Bitcoin skeptic Mark Cuban to invest in cryptocurrency fund
Mark Cuban wants in on the cryptocurrency boom even if it turns out he’s right that bitcoin is in a bubble.
“I have always looked at blockchain as a foundation platform from which great applications can be built,” Cuban said in an Aug. 19 email response to questions. “Hopefully we can find a few.”
Runa Capital principal Nick Tomaino was an early employee at the digital currency exchange Coinbase Inc. and runs the cryptocurrency-focused blog The Control. They plan to differentiate 1confirmation from the slew of digital currency hedge funds that have sprung up recently by taking a page from the venture-capital playbook.
Rather than investing in digital tokens through initial coin offerings or in the secondary market, 1confirmation plans to invest from $100,000 to $500,000 in early-stage companies before their ICO, and help those companies develop their product.

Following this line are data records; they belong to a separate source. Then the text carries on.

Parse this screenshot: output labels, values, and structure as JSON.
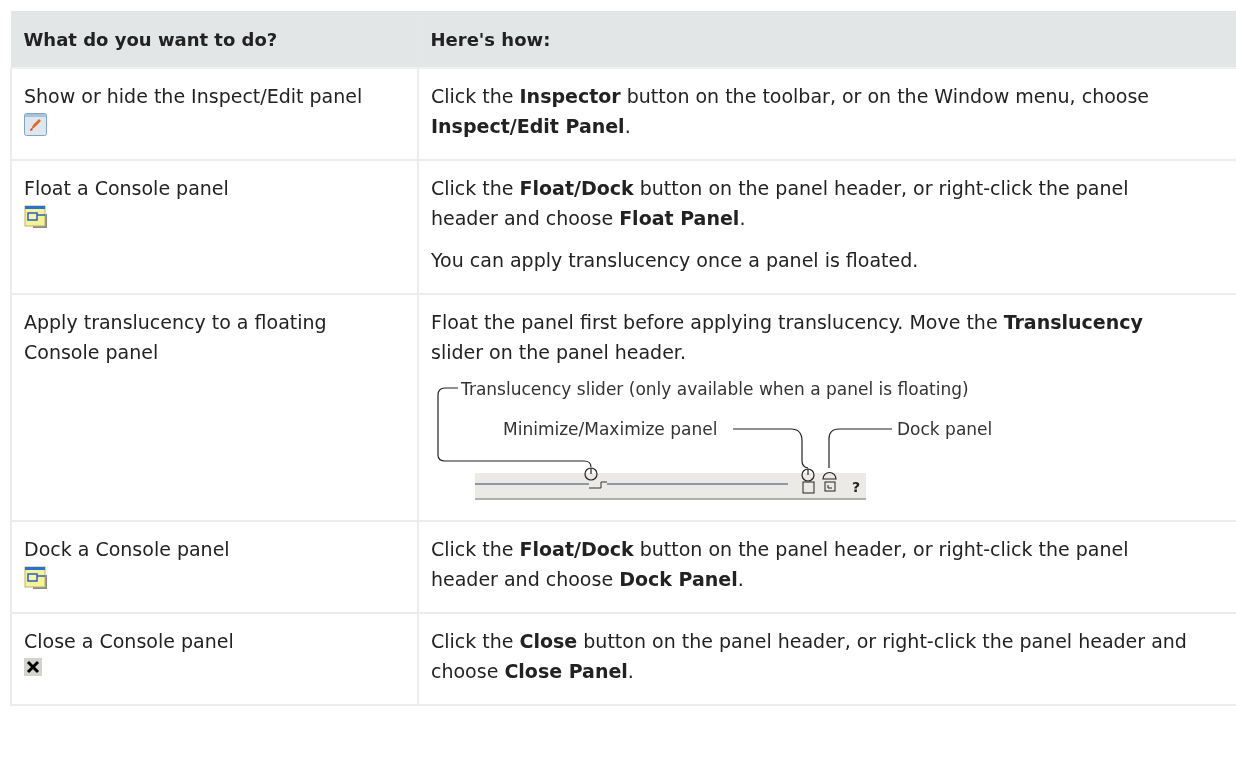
{
  "table": {
    "columns": [
      "What do you want to do?",
      "Here's how:"
    ],
    "rows": [
      {
        "task": "Show or hide the Inspect/Edit panel",
        "kind": "edit",
        "steps": [
          {
            "kind": "text",
            "text": "Click the **Inspector** button on the toolbar, or on the Window menu, choose **Inspect/Edit Panel**."
          }
        ]
      },
      {
        "task": "Float a Console panel",
        "kind": "float",
        "steps": [
          {
            "kind": "text",
            "text": "Click the **Float/Dock** button on the panel header, or right-click the panel header and choose **Float Panel**."
          },
          {
            "kind": "text",
            "text": "You can apply translucency once a panel is floated."
          }
        ]
      },
      {
        "task": "Apply translucency to a floating Console panel",
        "kind": "plain",
        "steps": [
          {
            "kind": "text",
            "text": "Float the panel first before applying translucency. Move the **Translucency** slider on the panel header."
          },
          {
            "kind": "diagram",
            "slider_label": "Translucency slider (only available when a panel is floating)",
            "minmax_label": "Minimize/Maximize panel",
            "dock_label": "Dock panel",
            "help_mark": "?"
          }
        ]
      },
      {
        "task": "Dock a Console panel",
        "kind": "float",
        "steps": [
          {
            "kind": "text",
            "text": "Click the **Float/Dock** button on the panel header, or right-click the panel header and choose **Dock Panel**."
          }
        ]
      },
      {
        "task": "Close a Console panel",
        "kind": "close",
        "steps": [
          {
            "kind": "text",
            "text": "Click the **Close** button on the panel header, or right-click the panel header and choose **Close Panel**."
          }
        ]
      }
    ]
  }
}
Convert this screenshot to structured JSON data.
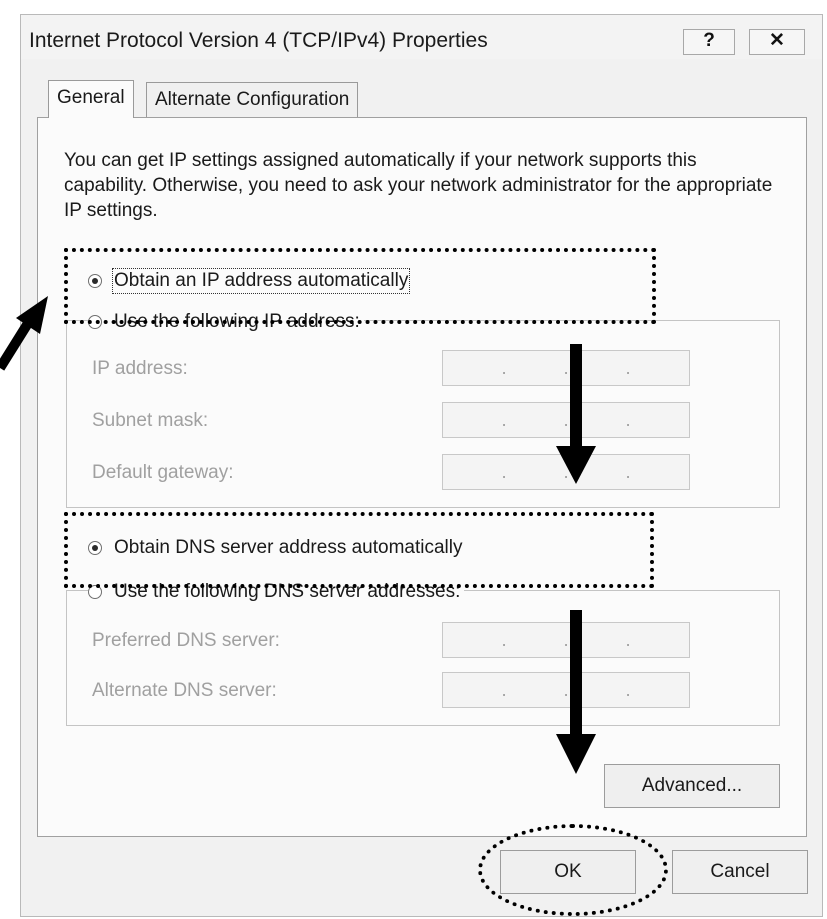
{
  "dialog": {
    "title": "Internet Protocol Version 4 (TCP/IPv4) Properties",
    "help_label": "?",
    "close_label": "✕"
  },
  "tabs": [
    {
      "label": "General"
    },
    {
      "label": "Alternate Configuration"
    }
  ],
  "description": "You can get IP settings assigned automatically if your network supports this capability. Otherwise, you need to ask your network administrator for the appropriate IP settings.",
  "ip": {
    "auto_label": "Obtain an IP address automatically",
    "manual_label": "Use the following IP address:",
    "auto_selected": true,
    "fields": [
      {
        "label": "IP address:"
      },
      {
        "label": "Subnet mask:"
      },
      {
        "label": "Default gateway:"
      }
    ]
  },
  "dns": {
    "auto_label": "Obtain DNS server address automatically",
    "manual_label": "Use the following DNS server addresses:",
    "auto_selected": true,
    "fields": [
      {
        "label": "Preferred DNS server:"
      },
      {
        "label": "Alternate DNS server:"
      }
    ]
  },
  "buttons": {
    "advanced": "Advanced...",
    "ok": "OK",
    "cancel": "Cancel"
  },
  "annotation": {
    "highlight_style": "black dotted outline",
    "arrow_color": "#000000"
  }
}
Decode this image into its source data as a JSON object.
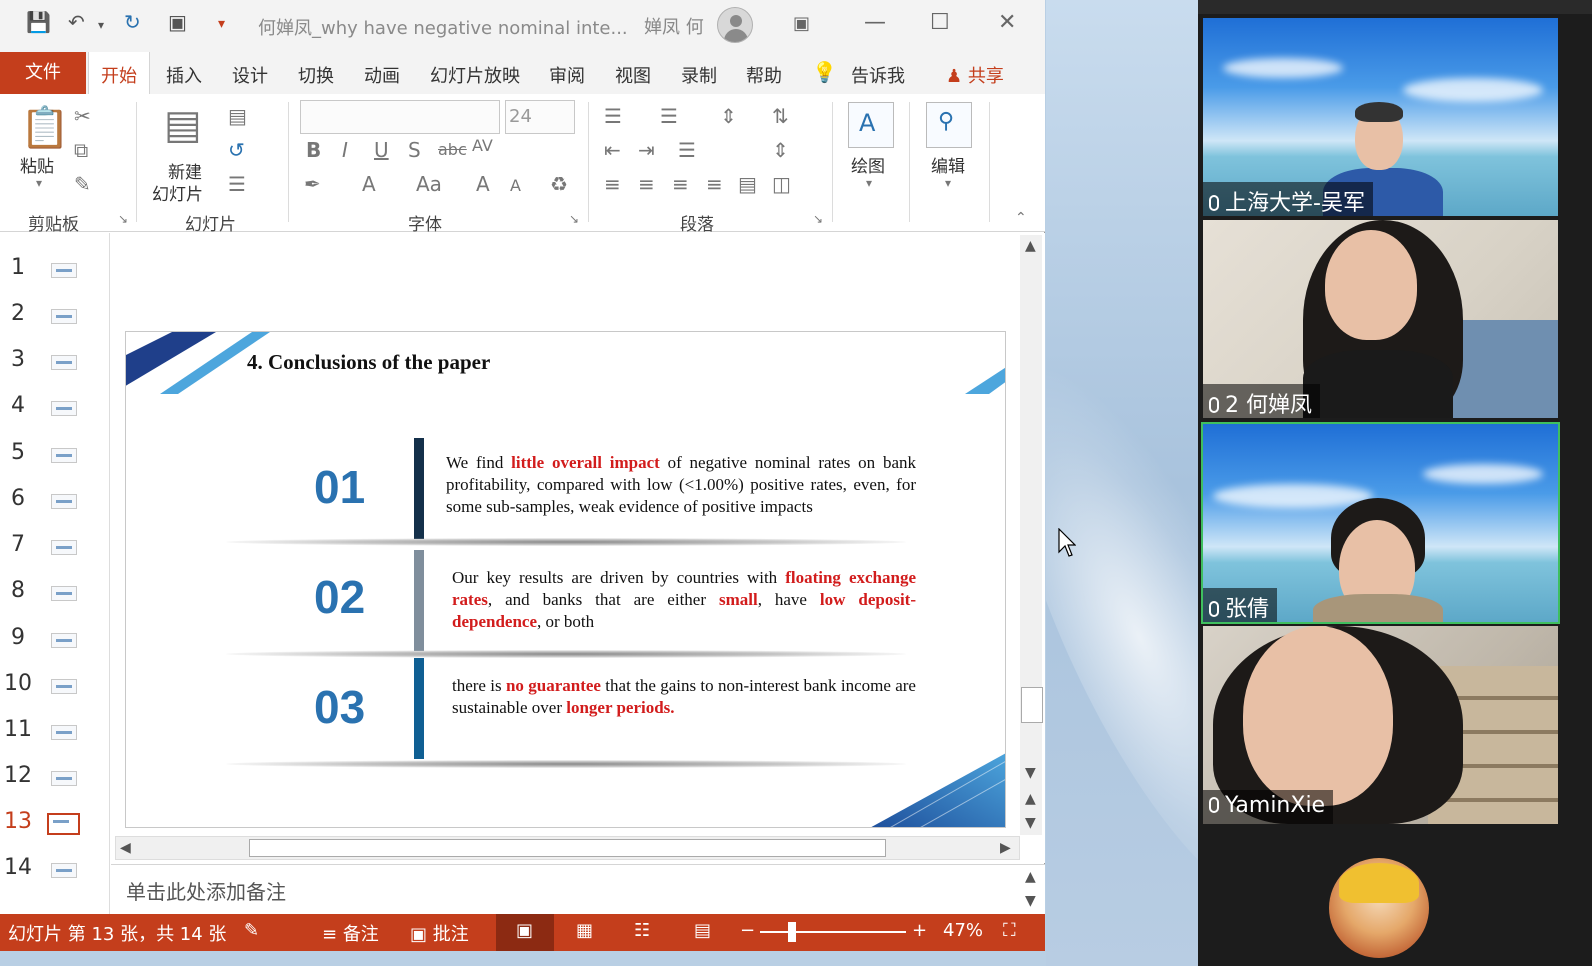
{
  "titlebar": {
    "doc_title": "何婵凤_why have negative nominal inte...",
    "user_name": "婵凤 何"
  },
  "menu": {
    "file": "文件",
    "tabs": [
      "开始",
      "插入",
      "设计",
      "切换",
      "动画",
      "幻灯片放映",
      "审阅",
      "视图",
      "录制",
      "帮助",
      "告诉我"
    ],
    "share": "共享"
  },
  "ribbon": {
    "paste": "粘贴",
    "new_slide": "新建",
    "new_slide2": "幻灯片",
    "font_size": "24",
    "draw": "绘图",
    "edit": "编辑",
    "groups": [
      "剪贴板",
      "幻灯片",
      "字体",
      "段落"
    ]
  },
  "thumbnails": [
    "1",
    "2",
    "3",
    "4",
    "5",
    "6",
    "7",
    "8",
    "9",
    "10",
    "11",
    "12",
    "13",
    "14"
  ],
  "active_slide_index": 13,
  "slide": {
    "title": "4. Conclusions of the paper",
    "items": [
      {
        "num": "01",
        "bar_color": "#14304a",
        "parts": [
          {
            "text": "We find ",
            "hl": false
          },
          {
            "text": "little overall impact",
            "hl": true
          },
          {
            "text": " of negative nominal rates on bank profitability, compared with low (<1.00%) positive rates, even, for some sub-samples, weak evidence of positive impacts",
            "hl": false
          }
        ]
      },
      {
        "num": "02",
        "bar_color": "#7f8e9c",
        "parts": [
          {
            "text": "Our key results are driven by countries with ",
            "hl": false
          },
          {
            "text": "floating exchange rates",
            "hl": true
          },
          {
            "text": ", and banks that are either ",
            "hl": false
          },
          {
            "text": "small",
            "hl": true
          },
          {
            "text": ", have ",
            "hl": false
          },
          {
            "text": "low deposit-dependence",
            "hl": true
          },
          {
            "text": ", or both",
            "hl": false
          }
        ]
      },
      {
        "num": "03",
        "bar_color": "#0f5f93",
        "parts": [
          {
            "text": "there is ",
            "hl": false
          },
          {
            "text": "no guarantee",
            "hl": true
          },
          {
            "text": " that the gains to non-interest bank income are sustainable over ",
            "hl": false
          },
          {
            "text": "longer periods.",
            "hl": true
          }
        ]
      }
    ]
  },
  "notes_placeholder": "单击此处添加备注",
  "status": {
    "slide_info": "幻灯片 第 13 张，共 14 张",
    "notes": "备注",
    "comments": "批注",
    "zoom": "47%"
  },
  "meeting": {
    "participants": [
      "上海大学-吴军",
      "2 何婵凤",
      "张倩",
      "YaminXie"
    ]
  },
  "colors": {
    "accent": "#c43e1c",
    "highlight": "#d21c1c",
    "slide_blue": "#2a72b0",
    "active_border": "#3fbf5f"
  }
}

Once the startup is ready to issue an ICO, the fund hopes to negotiate a discounted price.
It’s a more cautious approach to the frenzy that has consumed the space this year, with startups raising hundreds of millions of dollars in days, or even minutes, with little real business applications besides a white paper and a website. Startups had raised $1.8 billion in ICOs as of last week, according to Coindesk.
The fund will focus investments in projects that help developers build decentralized applications, rather than those aimed at end users, on the belief that the sector isn’t mature enough for blockchain applications to be adopted on a mass scale.
A number of funds focused on blockchain companies and their tokens have opened in the past year as bitcoin’s price more than tripled and cryptocurrencies’ market capitalization surpassed $100 billion. Polychain Capital, founded by another Coinbase alum, Blockchain Capital and Pantera Capital are some examples.
Cuban, who is a majority owner of the Dallas Mavericks basketball team and star of the startup investing theme show "Shark Tank," tweeted in June that bitcoin was in a bubble, causing the cryptocurrency to drop in price. Cuban says that’s beside the point given the developing underlying technology.
1Confirmation would be Cuban’s second foray into cryptocurrencies; he also plans to invest in tokens sold by his portfolio company Unikrn. Cuban says he plans to invest on a third crypto-related project in the future, as well as potentially buying cryptocurrencies, which he doesn’t currently own.
“It’s hard to establish any intrinsic value for bitcoin or any of the the cryptocurrencies. If everyone continues to tell their grandparents, cousins and co-workers to buy, the price can go a lot higher as there is a definable, finite amount, but if the number of buyers dry up or there are a few massive sellers we could see under $1,000 again,” Cuban said. “None of this has anything to do with the applications that can be built with blockchain. The question is whether great companies can be financed and built, and I think the answer is yes.”